I was determined not to buy Fifty Shades of Grey, as I’d heard it was poorly written, cringingly sexed lifestyle porn. That said, when a colleague offered to lend me her copy (which was complete with what looked like teeth marks) I was curious.
When I started reading it, I was surprised it had been slated to such an extent (that’s the price of popularity, I suppose). It was by no means as awkwardly written as The Girl With the Dragon Tattoo (which was beloved, seemingly, by everyone but me). OK, I wasn’t a fan of the way Ana kept referring to her ‘inner goddess’ or repeating ‘holy crap’ but everyone is entitled to their own style. I have read many more poorly written books – at least E.L. James can hold a story, write a reasonable bit of dialogue and produce characters you can get your teeth into.
Yes, the book is lifestyle porn in the sense that it explores the pleasures of the playboy lifestyle, the joy of having nice things and being able to buy exotic experiences – but it’s not an endless exercise in product placement as some people would have you believe. James is no Stieg Larsson, faithfully recording the exact make and model of each of her characters’ possessions. Anyway, it’s escapism – why should Grey be forced to be a noble but poor supermarket worker?
As for the sex, there are repetitive bits and there were times when I was getting on the tube first thing in the morning and I really wasn’t in the mood to read about bondage, but I have read much cringier sex in my time. The problem is, though, that there’s too much sex in the book to call it anything other than porn, but it’s a bit too long-winded and chick-lit-esque to be proper porn – not to mention that at one point Grey pulls out Anastasia’s tampon in order to have sex with her. I cannot think of a less sexy or more horrifying inclusion in a porn book. I actually dry-retched when I got to that point. WHY?
Moving on from that though (I think we’d better), I’m ambivalent about where the book sits in the world. Is it, as some people say, a revolutionary sex manual for unfulfilled wives and girlfriends across the globe, or is it a monstrous piece of misogyny that is putting back the cause of feminism fifty years?
Well it must be at least partly the former. I admit that I was shocked to find that the book’s subject matter was still considered shocking to the public at large. I saw men on Twitter saying they would be horrified to see their partners reading the book – this shows that the book is necessary and boundary-pushing to a certain extent. Can we really still be shocked by the idea of women as consumers of porn? This seems weirdly Victorian. Madonna was years ago, people!

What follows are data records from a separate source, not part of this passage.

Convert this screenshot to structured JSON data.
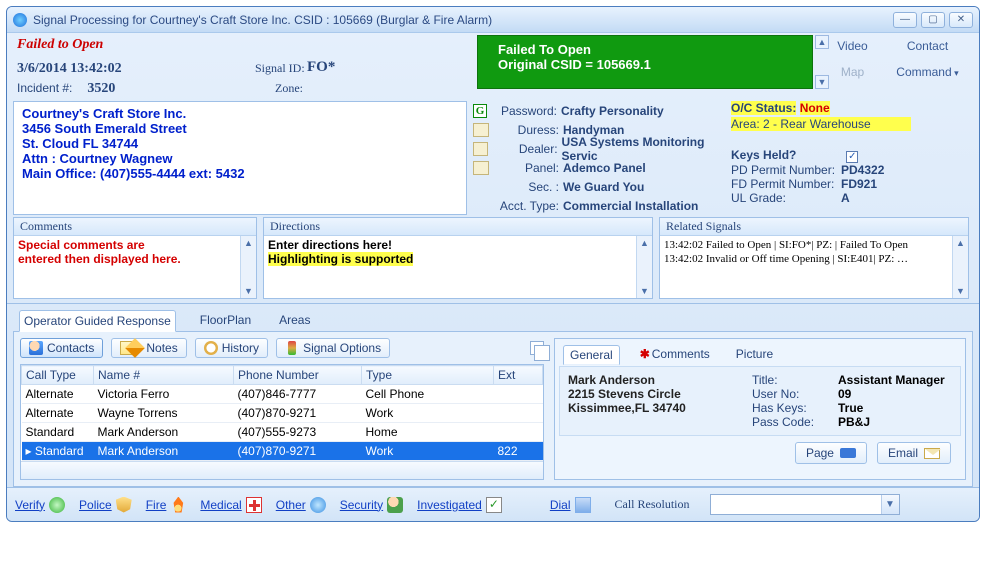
{
  "titlebar": {
    "title": "Signal Processing for Courtney's Craft Store Inc.   CSID : 105669 (Burglar & Fire Alarm)"
  },
  "header": {
    "fail": "Failed to Open",
    "datetime": "3/6/2014 13:42:02",
    "incident_label": "Incident #:",
    "incident": "3520",
    "signalid_label": "Signal ID:",
    "signalid": "FO*",
    "zone_label": "Zone:",
    "green_line1": "Failed To Open",
    "green_line2": "Original CSID = 105669.1",
    "links": {
      "video": "Video",
      "contact": "Contact",
      "map": "Map",
      "command": "Command"
    }
  },
  "address": {
    "l1": "Courtney's Craft Store Inc.",
    "l2": "3456 South Emerald Street",
    "l3": "St. Cloud  FL 34744",
    "l4": "Attn : Courtney Wagnew",
    "l5": "Main Office: (407)555-4444 ext: 5432"
  },
  "info": {
    "password_l": "Password:",
    "password": "Crafty Personality",
    "duress_l": "Duress:",
    "duress": "Handyman",
    "dealer_l": "Dealer:",
    "dealer": "USA Systems Monitoring Servic",
    "panel_l": "Panel:",
    "panel": "Ademco Panel",
    "sec_l": "Sec. :",
    "sec": "We Guard You",
    "accttype_l": "Acct. Type:",
    "accttype": "Commercial Installation"
  },
  "status": {
    "oc_label": "O/C Status:",
    "oc_val": "None",
    "area": "Area: 2 - Rear Warehouse",
    "keys": "Keys Held?",
    "pd_l": "PD Permit Number:",
    "pd": "PD4322",
    "fd_l": "FD Permit Number:",
    "fd": "FD921",
    "ul_l": "UL Grade:",
    "ul": "A"
  },
  "comments": {
    "h": "Comments",
    "l1": "Special comments are",
    "l2": "entered then displayed here."
  },
  "directions": {
    "h": "Directions",
    "l1": "Enter directions here!",
    "l2": "Highlighting is supported"
  },
  "related": {
    "h": "Related Signals",
    "rows": [
      "13:42:02  Failed to Open | SI:FO*| PZ:  |   Failed To Open",
      "13:42:02  Invalid or Off time Opening | SI:E401| PZ:  …"
    ]
  },
  "tabs": {
    "ogr": "Operator Guided Response",
    "floor": "FloorPlan",
    "areas": "Areas"
  },
  "toolbar": {
    "contacts": "Contacts",
    "notes": "Notes",
    "history": "History",
    "sigopt": "Signal Options"
  },
  "grid": {
    "cols": {
      "calltype": "Call Type",
      "namenum": "Name #",
      "phone": "Phone Number",
      "type": "Type",
      "ext": "Ext"
    },
    "rows": [
      {
        "calltype": "Alternate",
        "name": "Victoria Ferro",
        "phone": "(407)846-7777",
        "type": "Cell Phone",
        "ext": ""
      },
      {
        "calltype": "Alternate",
        "name": "Wayne Torrens",
        "phone": "(407)870-9271",
        "type": "Work",
        "ext": ""
      },
      {
        "calltype": "Standard",
        "name": "Mark Anderson",
        "phone": "(407)555-9273",
        "type": "Home",
        "ext": ""
      },
      {
        "calltype": "Standard",
        "name": "Mark Anderson",
        "phone": "(407)870-9271",
        "type": "Work",
        "ext": "822"
      }
    ]
  },
  "subtabs": {
    "general": "General",
    "comments": "Comments",
    "picture": "Picture"
  },
  "detail": {
    "name": "Mark Anderson",
    "addr1": "2215 Stevens Circle",
    "addr2": "Kissimmee,FL 34740",
    "title_l": "Title:",
    "title": "Assistant Manager",
    "userno_l": "User No:",
    "userno": "09",
    "haskeys_l": "Has Keys:",
    "haskeys": "True",
    "pass_l": "Pass Code:",
    "pass": "PB&J",
    "page_btn": "Page",
    "email_btn": "Email"
  },
  "footer": {
    "verify": "Verify",
    "police": "Police",
    "fire": "Fire",
    "medical": "Medical",
    "other": "Other",
    "security": "Security",
    "investigated": "Investigated",
    "dial": "Dial",
    "callres": "Call Resolution"
  }
}
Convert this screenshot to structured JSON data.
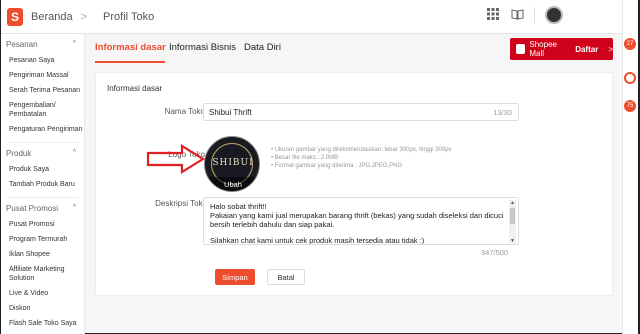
{
  "topbar": {
    "breadcrumb": [
      "Beranda",
      "Profil Toko"
    ],
    "separator": ">"
  },
  "sidebar": {
    "sections": [
      {
        "title": "Pesanan",
        "items": [
          "Pesanan Saya",
          "Pengiriman Massal",
          "Serah Terima Pesanan",
          "Pengembalian/ Pembatalan",
          "Pengaturan Pengiriman"
        ]
      },
      {
        "title": "Produk",
        "items": [
          "Produk Saya",
          "Tambah Produk Baru"
        ]
      },
      {
        "title": "Pusat Promosi",
        "items": [
          "Pusat Promosi",
          "Program Termurah",
          "Iklan Shopee",
          "Affiliate Marketing Solution",
          "Live & Video",
          "Diskon",
          "Flash Sale Toko Saya"
        ]
      }
    ]
  },
  "tabs": [
    "Informasi dasar",
    "Informasi Bisnis",
    "Data Diri"
  ],
  "mall_button": {
    "brand": "Shopee Mall",
    "action": "Daftar",
    "chevron": ">"
  },
  "form": {
    "section_title": "Informasi dasar",
    "shop_name_label": "Nama Toko",
    "shop_name_value": "Shibui Thrift",
    "shop_name_count": "13/30",
    "logo_label": "Logo Toko",
    "logo_text": "SHIBUI",
    "logo_change": "Ubah",
    "hints": [
      "• Ukuran gambar yang direkomendasikan: lebar 300px, tinggi 300px",
      "• Besar file maks.: 2.0MB",
      "• Format gambar yang diterima : JPG,JPEG,PNG"
    ],
    "description_label": "Deskripsi Toko",
    "description_lines": [
      "Halo sobat thrift!!",
      "Pakaian yang kami jual merupakan barang thrift (bekas)  yang sudah diseleksi dan dicuci bersih terlebih dahulu dan siap pakai.",
      "",
      "Silahkan chat kami untuk cek produk masih tersedia atau tidak :)"
    ],
    "description_count": "347/500",
    "save_label": "Simpan",
    "cancel_label": "Batal"
  },
  "badges": [
    "27",
    "",
    "75"
  ],
  "colors": {
    "accent": "#ee4d2d",
    "mall": "#d0011b",
    "arrow": "#e02020"
  }
}
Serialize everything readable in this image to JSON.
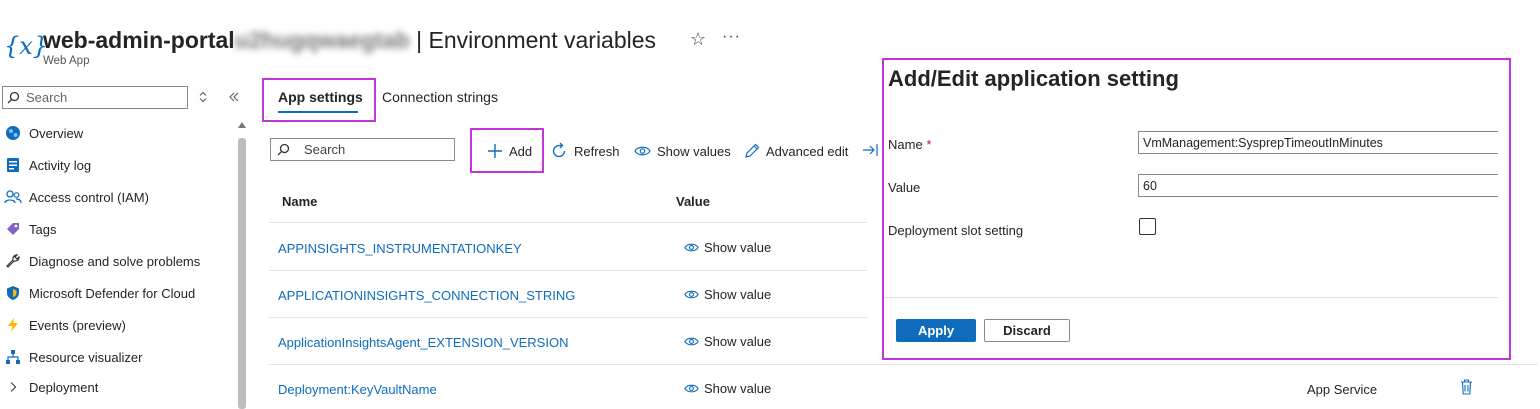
{
  "header": {
    "app_name": "web-admin-portal",
    "app_name_suffix": "u2hugqwaegtab",
    "separator_title": "| Environment variables",
    "subtitle": "Web App",
    "star_glyph": "☆",
    "more_glyph": "···"
  },
  "sidebar": {
    "search_placeholder": "Search",
    "items": [
      {
        "label": "Overview",
        "icon": "globe-icon"
      },
      {
        "label": "Activity log",
        "icon": "log-icon"
      },
      {
        "label": "Access control (IAM)",
        "icon": "people-icon"
      },
      {
        "label": "Tags",
        "icon": "tag-icon"
      },
      {
        "label": "Diagnose and solve problems",
        "icon": "wrench-icon"
      },
      {
        "label": "Microsoft Defender for Cloud",
        "icon": "shield-icon"
      },
      {
        "label": "Events (preview)",
        "icon": "lightning-icon"
      },
      {
        "label": "Resource visualizer",
        "icon": "diagram-icon"
      },
      {
        "label": "Deployment",
        "icon": "chevron-right-icon"
      }
    ]
  },
  "tabs": [
    {
      "label": "App settings",
      "active": true
    },
    {
      "label": "Connection strings",
      "active": false
    }
  ],
  "toolbar": {
    "search_placeholder": "Search",
    "add_label": "Add",
    "refresh_label": "Refresh",
    "show_values_label": "Show values",
    "advanced_edit_label": "Advanced edit"
  },
  "table": {
    "columns": [
      "Name",
      "Value"
    ],
    "rows": [
      {
        "name": "APPINSIGHTS_INSTRUMENTATIONKEY",
        "value": "Show value"
      },
      {
        "name": "APPLICATIONINSIGHTS_CONNECTION_STRING",
        "value": "Show value"
      },
      {
        "name": "ApplicationInsightsAgent_EXTENSION_VERSION",
        "value": "Show value"
      },
      {
        "name": "Deployment:KeyVaultName",
        "value": "Show value",
        "source": "App Service"
      }
    ]
  },
  "panel": {
    "title": "Add/Edit application setting",
    "name_label": "Name",
    "required_mark": "*",
    "name_value": "VmManagement:SysprepTimeoutInMinutes",
    "value_label": "Value",
    "value_value": "60",
    "slot_label": "Deployment slot setting",
    "slot_checked": false,
    "apply_label": "Apply",
    "discard_label": "Discard"
  },
  "colors": {
    "accent": "#0f6cbd",
    "highlight": "#c036d8"
  }
}
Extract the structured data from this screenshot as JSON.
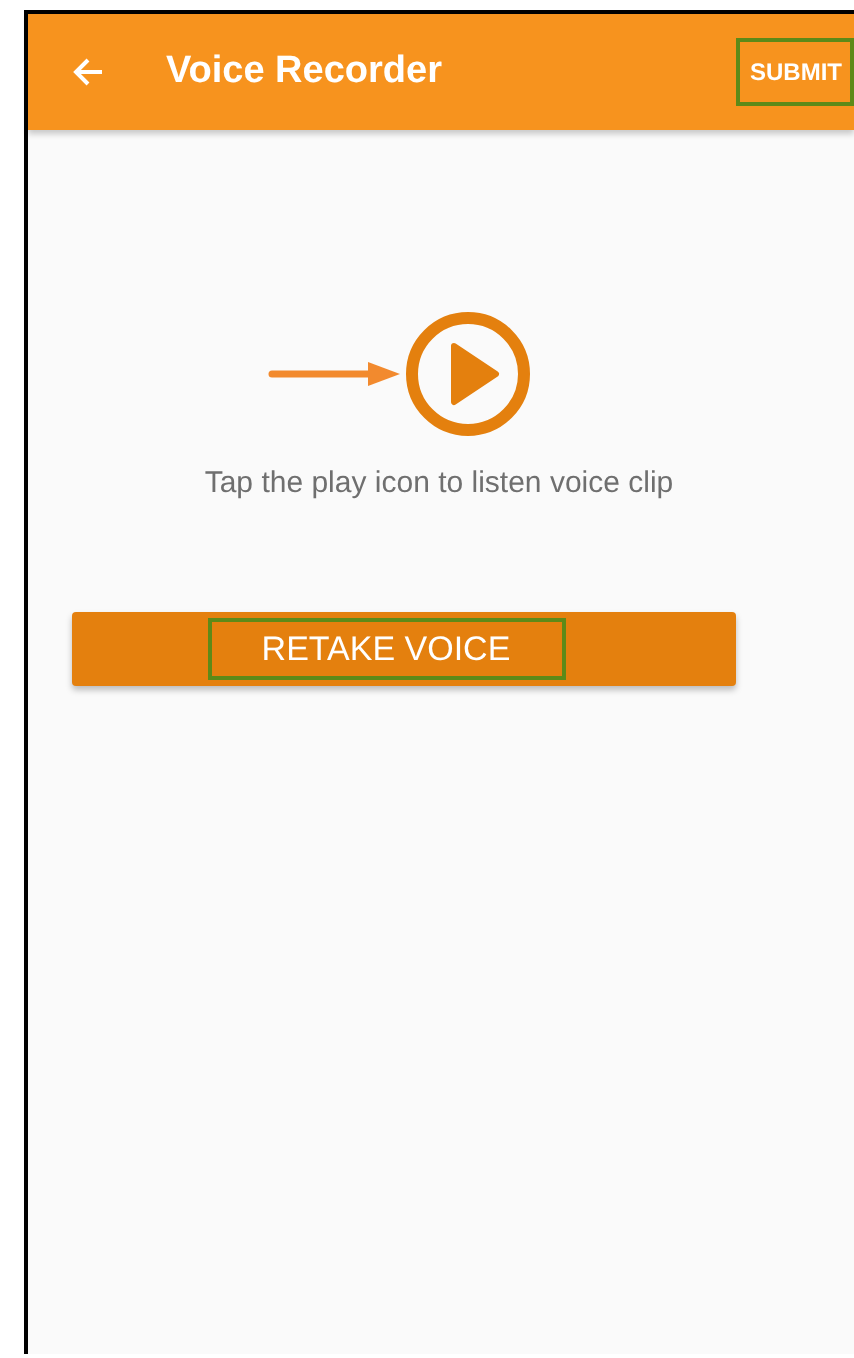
{
  "app_bar": {
    "title": "Voice Recorder",
    "action": {
      "label": "SUBMIT",
      "highlighted": true
    }
  },
  "player": {
    "hint": "Tap the play icon to listen voice clip"
  },
  "retake_button": {
    "label": "RETAKE VOICE",
    "highlighted": true
  }
}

On the other hand, detractors (I saw a program where Rachel Johnson, editor of The Lady and sister of Boris, was practically apoplectic with disgust for Christian Grey) say that it is misogynist filth that is anything but liberating to women. Is that fair? Well, there were bits of the book that made me decidedly uncomfortable. I found myself wondering why women were worshipping a protagonist who wanted his partner to eat from a prescribed list of foods, who wanted her to obey him in and out of the bedroom and who wanted to punish her painfully for any perceived transgressions. I got that it turned him on in the bedroom but forcing a grown woman to clean her plate in a restaurant when she’s not hungry is controlling in a deeply, deeply unsexy way.
I suppose the thing that made me most uneasy was that I could imagine so many women in abusive relationships superimposing their own partner’s face over Christian Grey’s and finding new excuses not to leave. The book plugs the reader firmly into those fallacies that say: real love is jealous and possessive. It’s OK to submit to the will of an attractive man even if what he is asking of you makes you anguished. Being rich makes for a happier, more exciting life. If a man is troubled, he should be excused for his kinks. Attempting to change and help him is not foolish but heroic. God help us if we believe these things.
Every time Christian commanded Ana to eat, I found myself wanting to pick up the plate and throw it in his face with a few choice words. Couldn’t we have a protagonist who just likes bondage but isn’t weird and screwed up and controlling outside of the bedroom? I think that would be more revolutionary.
Having said that, though, I think that E.L. James does strive to show reality in the book. She documents Ana’s difficulties with the lifestyle Christian is offering, she shows her pushing back sometimes successfully against his boundaries and she doesn’t excuse all of his behaviour. She also never set out to write a moral guide for troubled relationships – she writes fiction and she should no more have to make her characters agreeable than Dostoyevsky or Dickens. If we think Fifty Shades of Grey is damaging to women, romance and relationships everywhere, perhaps we should think why this is.
Is it not offensive to women to assume they cannot critically assess a book and dismiss a cruel protagonist when they see one? Maybe some cannot, but that is a problem that has deeper roots than literature. I don’t think E.L. James can be blamed – all she does is hold the mirror up.